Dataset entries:
========

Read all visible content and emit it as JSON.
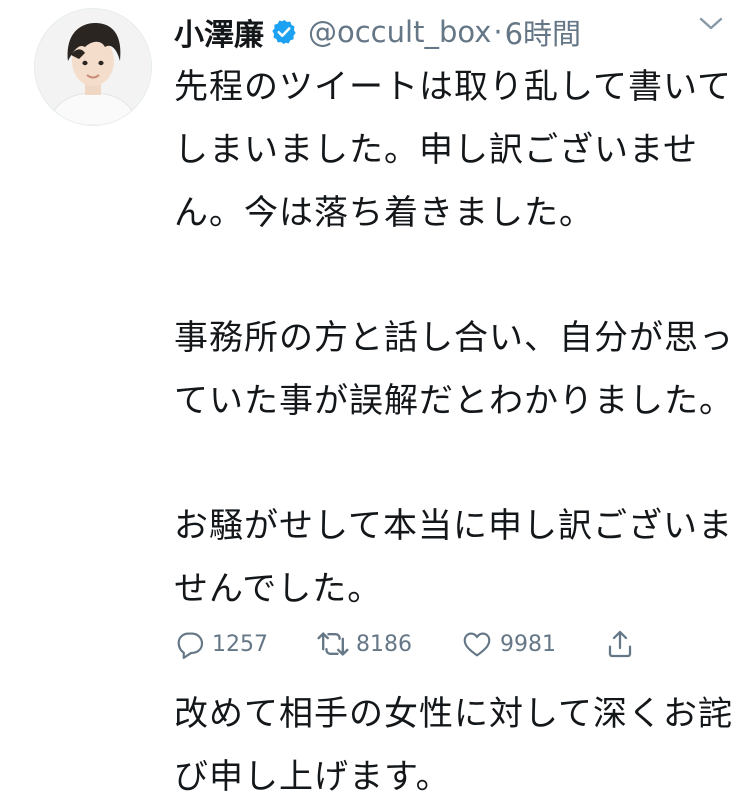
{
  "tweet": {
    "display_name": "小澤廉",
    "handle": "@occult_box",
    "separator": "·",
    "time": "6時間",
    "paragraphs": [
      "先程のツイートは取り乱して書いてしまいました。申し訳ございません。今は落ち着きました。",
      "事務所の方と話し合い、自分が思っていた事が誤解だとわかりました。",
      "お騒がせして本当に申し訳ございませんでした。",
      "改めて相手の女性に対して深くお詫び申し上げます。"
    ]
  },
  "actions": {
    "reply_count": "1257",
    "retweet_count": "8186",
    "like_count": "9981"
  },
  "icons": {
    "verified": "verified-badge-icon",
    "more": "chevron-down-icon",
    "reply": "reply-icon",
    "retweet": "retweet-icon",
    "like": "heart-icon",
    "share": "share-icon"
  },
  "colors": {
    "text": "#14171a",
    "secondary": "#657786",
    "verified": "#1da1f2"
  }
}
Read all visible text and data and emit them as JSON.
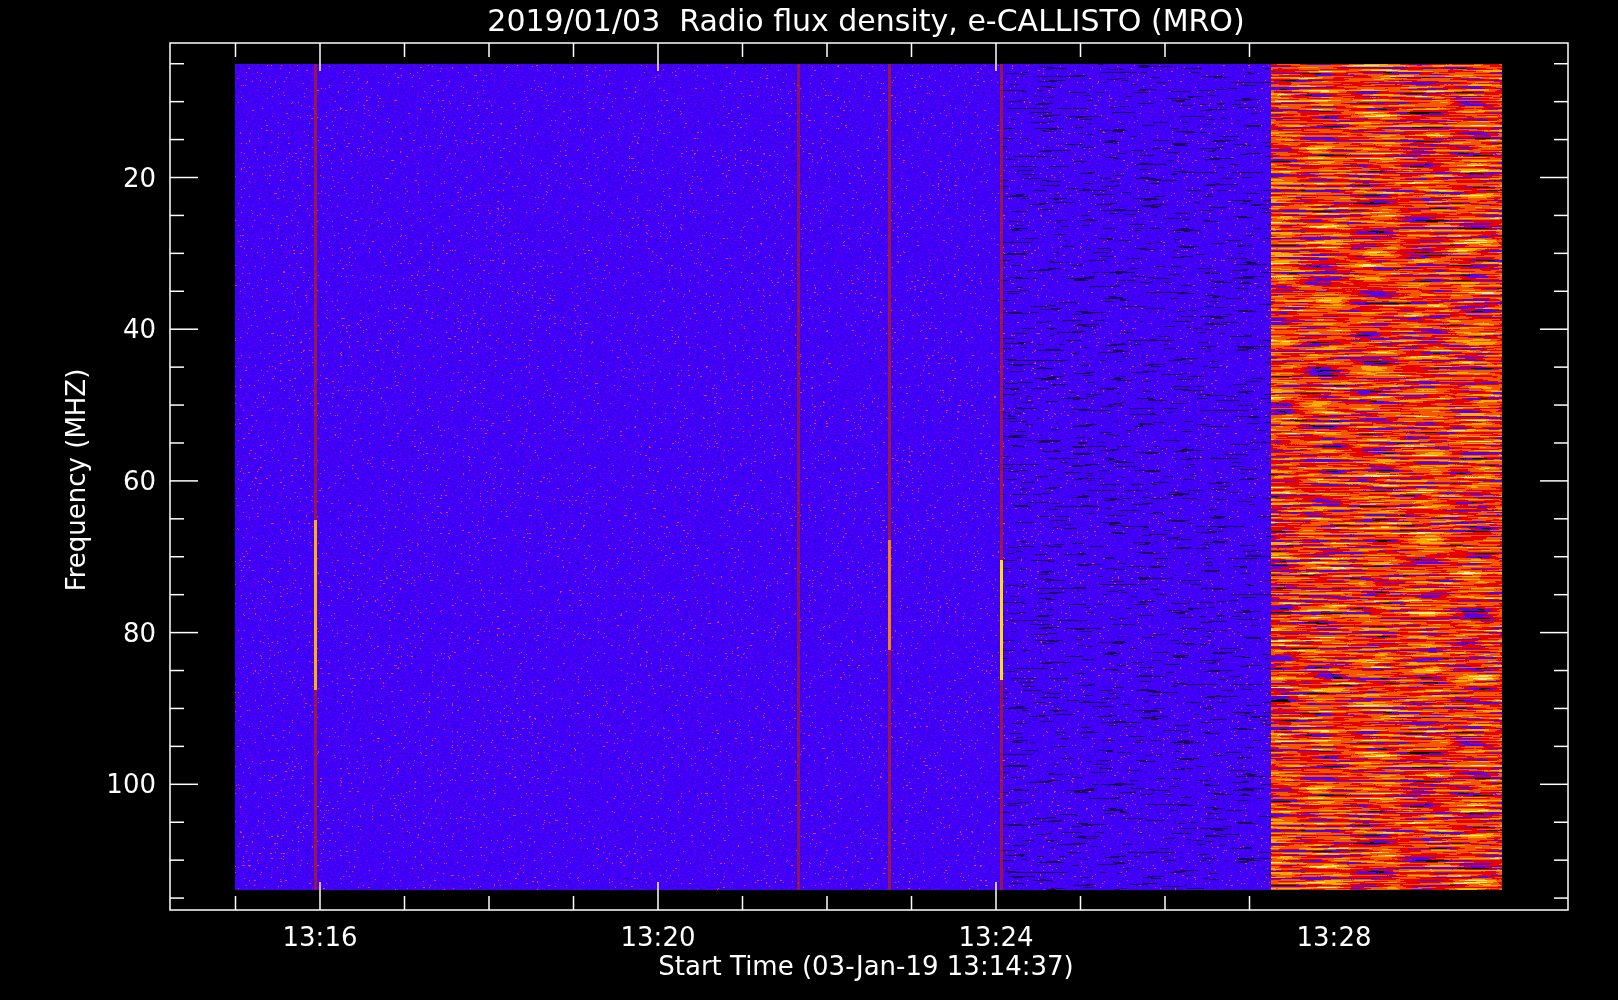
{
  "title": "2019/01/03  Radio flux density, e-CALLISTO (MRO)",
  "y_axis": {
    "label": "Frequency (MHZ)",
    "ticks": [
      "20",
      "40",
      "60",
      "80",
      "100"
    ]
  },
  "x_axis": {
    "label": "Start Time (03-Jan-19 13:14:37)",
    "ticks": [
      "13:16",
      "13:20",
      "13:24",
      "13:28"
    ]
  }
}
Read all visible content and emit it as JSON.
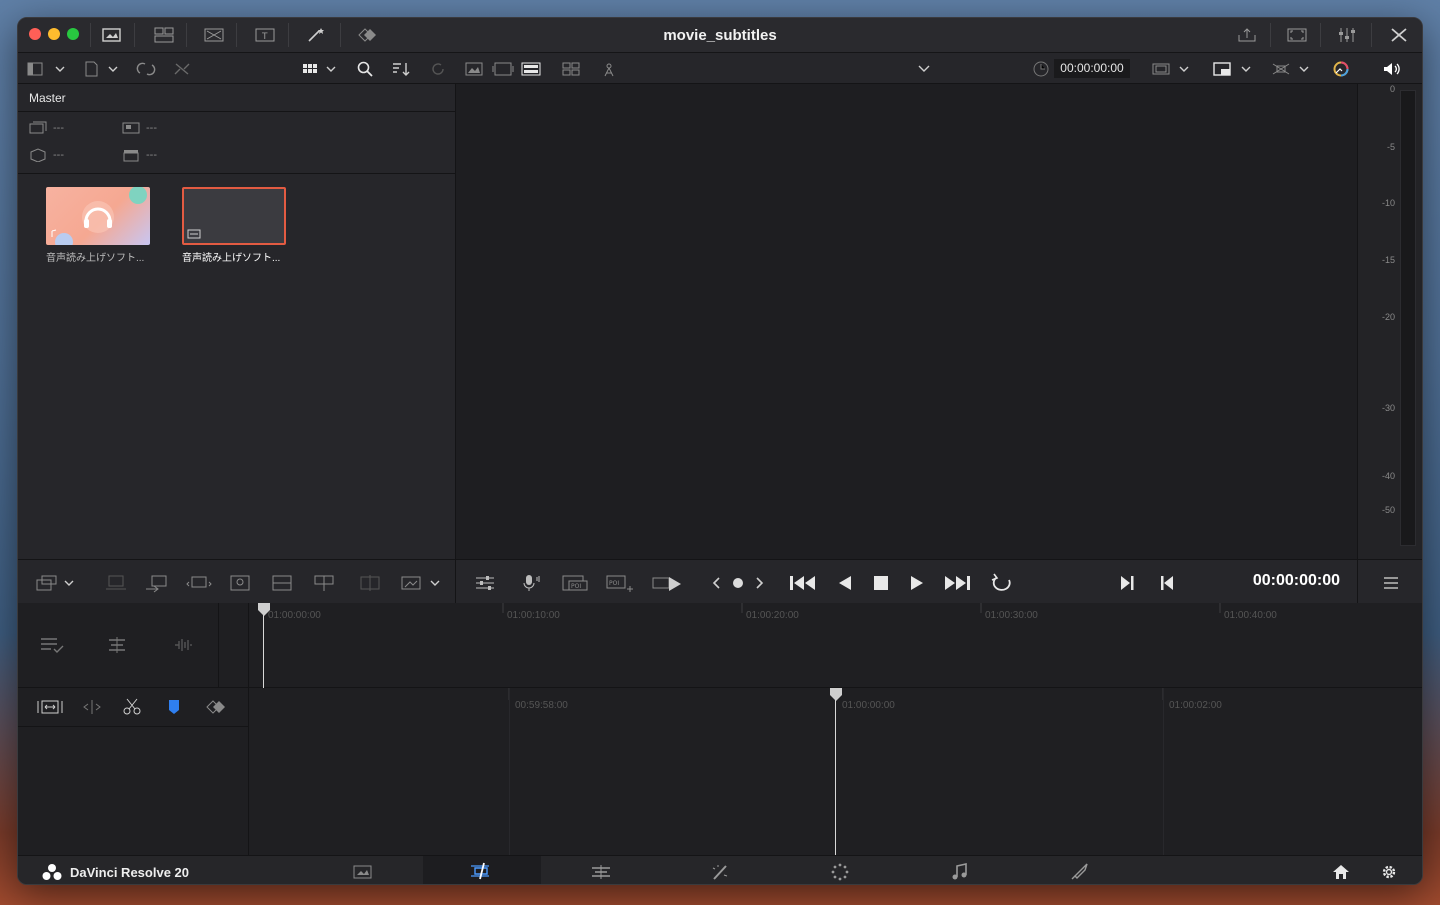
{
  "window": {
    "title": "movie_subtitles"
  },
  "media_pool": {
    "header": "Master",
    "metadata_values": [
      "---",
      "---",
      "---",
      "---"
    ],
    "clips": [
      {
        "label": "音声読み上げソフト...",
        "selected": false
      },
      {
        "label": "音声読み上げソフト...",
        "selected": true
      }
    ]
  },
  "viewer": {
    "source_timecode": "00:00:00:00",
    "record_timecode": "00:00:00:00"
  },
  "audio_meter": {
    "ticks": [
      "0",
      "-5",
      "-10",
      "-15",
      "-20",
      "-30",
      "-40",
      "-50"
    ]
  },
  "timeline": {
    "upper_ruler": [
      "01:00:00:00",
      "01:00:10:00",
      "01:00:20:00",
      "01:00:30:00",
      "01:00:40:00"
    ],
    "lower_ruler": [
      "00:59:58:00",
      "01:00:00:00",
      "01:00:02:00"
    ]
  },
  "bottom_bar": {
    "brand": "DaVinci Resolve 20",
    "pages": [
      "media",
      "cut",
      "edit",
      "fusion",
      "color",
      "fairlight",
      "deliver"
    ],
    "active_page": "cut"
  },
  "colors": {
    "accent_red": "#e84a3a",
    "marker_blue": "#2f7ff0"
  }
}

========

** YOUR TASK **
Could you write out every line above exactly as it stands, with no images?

** SOLUTION TO THE PROBLEM **
Read all visible content and emit it as JSON.
{
  "tweet": {
    "display_name": "小澤廉",
    "handle": "@occult_box",
    "separator": "·",
    "time": "6時間",
    "paragraphs": [
      "先程のツイートは取り乱して書いてしまいました。申し訳ございません。今は落ち着きました。",
      "事務所の方と話し合い、自分が思っていた事が誤解だとわかりました。",
      "お騒がせして本当に申し訳ございませんでした。",
      "改めて相手の女性に対して深くお詫び申し上げます。"
    ]
  },
  "actions": {
    "reply_count": "1257",
    "retweet_count": "8186",
    "like_count": "9981"
  },
  "icons": {
    "verified": "verified-badge-icon",
    "more": "chevron-down-icon",
    "reply": "reply-icon",
    "retweet": "retweet-icon",
    "like": "heart-icon",
    "share": "share-icon"
  },
  "colors": {
    "text": "#14171a",
    "secondary": "#657786",
    "verified": "#1da1f2"
  }
}
Read all visible text and data and emit them as JSON.
{
  "title": "2019/01/03  Radio flux density, e-CALLISTO (MRO)",
  "y_axis": {
    "label": "Frequency (MHZ)",
    "ticks": [
      "20",
      "40",
      "60",
      "80",
      "100"
    ]
  },
  "x_axis": {
    "label": "Start Time (03-Jan-19 13:14:37)",
    "ticks": [
      "13:16",
      "13:20",
      "13:24",
      "13:28"
    ]
  }
}
Read all visible content and emit it as JSON.
{
  "window": {
    "title": "movie_subtitles"
  },
  "media_pool": {
    "header": "Master",
    "metadata_values": [
      "---",
      "---",
      "---",
      "---"
    ],
    "clips": [
      {
        "label": "音声読み上げソフト...",
        "selected": false
      },
      {
        "label": "音声読み上げソフト...",
        "selected": true
      }
    ]
  },
  "viewer": {
    "source_timecode": "00:00:00:00",
    "record_timecode": "00:00:00:00"
  },
  "audio_meter": {
    "ticks": [
      "0",
      "-5",
      "-10",
      "-15",
      "-20",
      "-30",
      "-40",
      "-50"
    ]
  },
  "timeline": {
    "upper_ruler": [
      "01:00:00:00",
      "01:00:10:00",
      "01:00:20:00",
      "01:00:30:00",
      "01:00:40:00"
    ],
    "lower_ruler": [
      "00:59:58:00",
      "01:00:00:00",
      "01:00:02:00"
    ]
  },
  "bottom_bar": {
    "brand": "DaVinci Resolve 20",
    "pages": [
      "media",
      "cut",
      "edit",
      "fusion",
      "color",
      "fairlight",
      "deliver"
    ],
    "active_page": "cut"
  },
  "colors": {
    "accent_red": "#e84a3a",
    "marker_blue": "#2f7ff0"
  }
}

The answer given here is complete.